↓

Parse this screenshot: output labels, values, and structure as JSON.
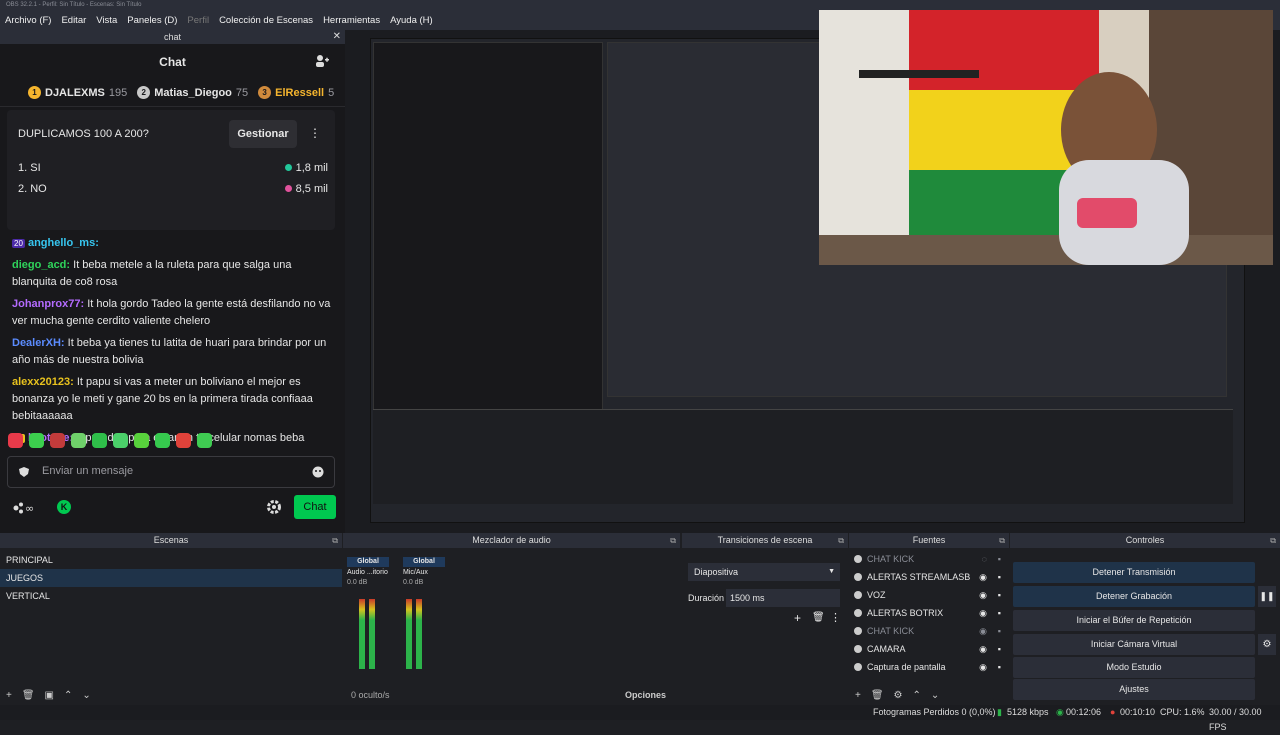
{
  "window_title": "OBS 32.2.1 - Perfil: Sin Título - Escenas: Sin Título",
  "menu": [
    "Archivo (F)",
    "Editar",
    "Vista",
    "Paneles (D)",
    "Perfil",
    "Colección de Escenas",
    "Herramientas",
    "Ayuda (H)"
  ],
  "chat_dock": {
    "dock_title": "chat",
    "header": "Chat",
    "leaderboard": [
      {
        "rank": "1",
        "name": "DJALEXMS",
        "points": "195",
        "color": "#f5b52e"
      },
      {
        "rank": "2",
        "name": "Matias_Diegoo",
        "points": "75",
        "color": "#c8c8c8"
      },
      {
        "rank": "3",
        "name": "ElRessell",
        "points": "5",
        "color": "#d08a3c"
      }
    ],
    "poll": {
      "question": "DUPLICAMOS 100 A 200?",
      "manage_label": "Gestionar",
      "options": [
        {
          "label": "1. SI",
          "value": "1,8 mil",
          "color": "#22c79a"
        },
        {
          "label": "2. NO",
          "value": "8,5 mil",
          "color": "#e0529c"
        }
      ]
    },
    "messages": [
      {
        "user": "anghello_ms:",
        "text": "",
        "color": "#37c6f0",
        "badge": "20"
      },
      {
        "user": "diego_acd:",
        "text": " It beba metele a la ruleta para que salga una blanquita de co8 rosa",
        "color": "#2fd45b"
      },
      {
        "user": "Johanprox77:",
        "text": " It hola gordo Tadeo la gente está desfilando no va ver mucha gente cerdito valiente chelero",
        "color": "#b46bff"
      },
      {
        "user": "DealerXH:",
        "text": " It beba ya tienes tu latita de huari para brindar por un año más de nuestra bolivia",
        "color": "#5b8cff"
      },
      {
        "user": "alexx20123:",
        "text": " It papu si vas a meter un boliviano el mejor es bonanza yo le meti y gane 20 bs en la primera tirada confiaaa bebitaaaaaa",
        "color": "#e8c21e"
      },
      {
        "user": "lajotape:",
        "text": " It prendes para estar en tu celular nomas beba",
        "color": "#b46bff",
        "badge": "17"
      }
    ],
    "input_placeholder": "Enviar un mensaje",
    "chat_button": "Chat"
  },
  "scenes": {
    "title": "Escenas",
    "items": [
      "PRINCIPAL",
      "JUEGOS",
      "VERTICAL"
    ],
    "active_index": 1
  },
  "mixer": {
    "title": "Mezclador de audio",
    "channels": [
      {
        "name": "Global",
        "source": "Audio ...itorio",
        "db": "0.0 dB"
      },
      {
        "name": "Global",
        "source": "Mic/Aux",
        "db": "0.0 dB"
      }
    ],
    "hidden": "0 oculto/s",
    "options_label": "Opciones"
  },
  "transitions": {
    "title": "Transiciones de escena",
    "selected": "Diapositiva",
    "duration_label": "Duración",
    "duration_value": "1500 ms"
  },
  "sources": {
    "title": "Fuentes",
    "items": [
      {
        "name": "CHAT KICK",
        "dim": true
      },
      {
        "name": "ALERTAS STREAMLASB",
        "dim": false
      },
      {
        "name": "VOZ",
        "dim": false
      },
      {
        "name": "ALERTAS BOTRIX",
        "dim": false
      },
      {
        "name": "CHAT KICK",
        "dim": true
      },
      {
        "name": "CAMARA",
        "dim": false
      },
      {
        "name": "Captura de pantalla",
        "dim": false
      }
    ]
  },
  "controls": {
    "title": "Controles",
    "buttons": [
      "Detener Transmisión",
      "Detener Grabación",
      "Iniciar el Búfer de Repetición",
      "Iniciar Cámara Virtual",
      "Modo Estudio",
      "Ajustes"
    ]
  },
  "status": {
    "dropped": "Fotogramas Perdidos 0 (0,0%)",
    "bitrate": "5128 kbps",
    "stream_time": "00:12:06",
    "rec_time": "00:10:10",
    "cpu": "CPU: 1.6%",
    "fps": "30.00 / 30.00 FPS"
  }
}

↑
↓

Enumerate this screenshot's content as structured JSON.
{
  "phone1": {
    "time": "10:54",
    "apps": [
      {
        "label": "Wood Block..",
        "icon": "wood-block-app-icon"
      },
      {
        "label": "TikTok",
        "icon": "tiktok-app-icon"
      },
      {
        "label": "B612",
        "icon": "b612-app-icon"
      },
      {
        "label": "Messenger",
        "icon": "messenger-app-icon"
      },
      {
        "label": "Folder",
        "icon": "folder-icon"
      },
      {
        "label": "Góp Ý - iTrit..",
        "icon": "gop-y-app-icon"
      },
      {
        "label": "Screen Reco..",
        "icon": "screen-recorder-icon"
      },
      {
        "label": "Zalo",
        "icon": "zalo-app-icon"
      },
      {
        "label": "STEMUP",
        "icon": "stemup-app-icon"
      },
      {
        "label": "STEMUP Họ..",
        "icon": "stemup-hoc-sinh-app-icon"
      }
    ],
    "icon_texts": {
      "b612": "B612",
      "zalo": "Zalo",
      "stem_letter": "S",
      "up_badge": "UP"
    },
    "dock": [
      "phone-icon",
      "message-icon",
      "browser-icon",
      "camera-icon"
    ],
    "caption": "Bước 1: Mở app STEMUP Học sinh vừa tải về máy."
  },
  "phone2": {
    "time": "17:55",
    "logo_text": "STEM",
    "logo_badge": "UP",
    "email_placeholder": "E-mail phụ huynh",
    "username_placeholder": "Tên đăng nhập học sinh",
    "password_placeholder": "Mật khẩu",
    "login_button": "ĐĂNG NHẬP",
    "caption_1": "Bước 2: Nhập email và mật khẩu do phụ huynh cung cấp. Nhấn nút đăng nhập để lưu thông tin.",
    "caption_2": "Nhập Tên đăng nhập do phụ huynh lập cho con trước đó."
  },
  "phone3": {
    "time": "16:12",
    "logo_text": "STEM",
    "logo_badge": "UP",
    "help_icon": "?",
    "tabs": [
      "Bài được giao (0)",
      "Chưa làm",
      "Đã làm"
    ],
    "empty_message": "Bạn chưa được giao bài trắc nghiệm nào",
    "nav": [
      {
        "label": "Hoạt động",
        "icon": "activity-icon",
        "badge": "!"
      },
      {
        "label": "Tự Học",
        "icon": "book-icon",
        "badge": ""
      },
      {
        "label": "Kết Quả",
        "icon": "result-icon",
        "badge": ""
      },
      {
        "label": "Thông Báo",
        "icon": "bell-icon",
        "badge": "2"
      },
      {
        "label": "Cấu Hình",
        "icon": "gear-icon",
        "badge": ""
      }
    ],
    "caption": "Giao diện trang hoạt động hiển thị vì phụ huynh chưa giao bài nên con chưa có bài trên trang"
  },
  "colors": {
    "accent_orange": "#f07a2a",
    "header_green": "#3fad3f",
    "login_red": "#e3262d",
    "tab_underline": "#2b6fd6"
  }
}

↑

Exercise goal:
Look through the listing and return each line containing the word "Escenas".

Reply:
  "window_title": "OBS 32.2.1 - Perfil: Sin Título - Escenas: Sin Título",
    "Colección de Escenas",
    "title": "Escenas",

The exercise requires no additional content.